The boathouse quarters provide the owners with privacy when extended family stays in the cottage.

Mr. Crammond set the listing price with the expectation a new buyer would most likely keep the boathouse and replace the existing cottage with a new and larger building.

"Muskoka in every era has always had some big cottages," Mr. Crammond says. But in recent years, he has seen buildings become more elaborate and people increasingly introduce technology and luxuries more typical of houses in the city.

"We are seeing more and more of this redevelopment as the land becomes more valuable and peoples' tastes in cottages change," Mr. Crammond says. "They're replicating their Toronto lifestyle up here. The days of having a 1,000-square-foot cottage and bunk beds are gone."

The Foreman Road cottage sold last weekend for $1.92-million when a heatwave arrived in Ontario after an unusually dreary summer.

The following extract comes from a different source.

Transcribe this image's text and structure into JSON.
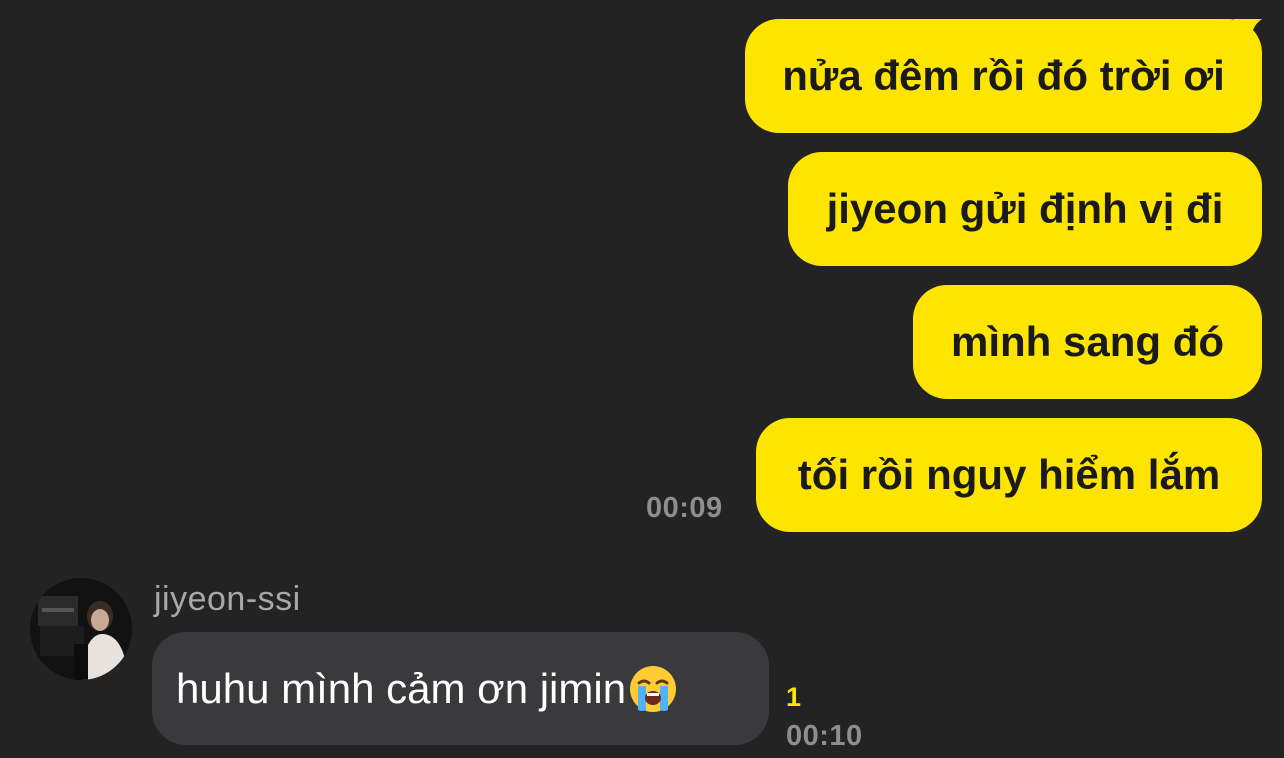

The best feature

The secluded point offers the best place to watch the sunset.

The shoreline's secluded point is the best place to watch the sunset or gently enter the water for a swim from the sloping rock.

"It's a very special piece of land," Mr. McDonald says.

The landscape has natural pocket gardens and paths covered in pine needles winding between large boulders.

"It's a gathering place," Ms. McDonald says of the cottage and its land. "It's a beautiful place to spend time with people we care about."

Report an error Editorial code of conduct
As of December 20, 2017, we have temporarily removed commenting from our articles as we switch to a new provider. We are behind schedule, but we are still working hard to bring you a new commenting system as soon as possible. If you are looking to give feedback on our new site, please send it along to If you want to write a letter to the editor, please forward to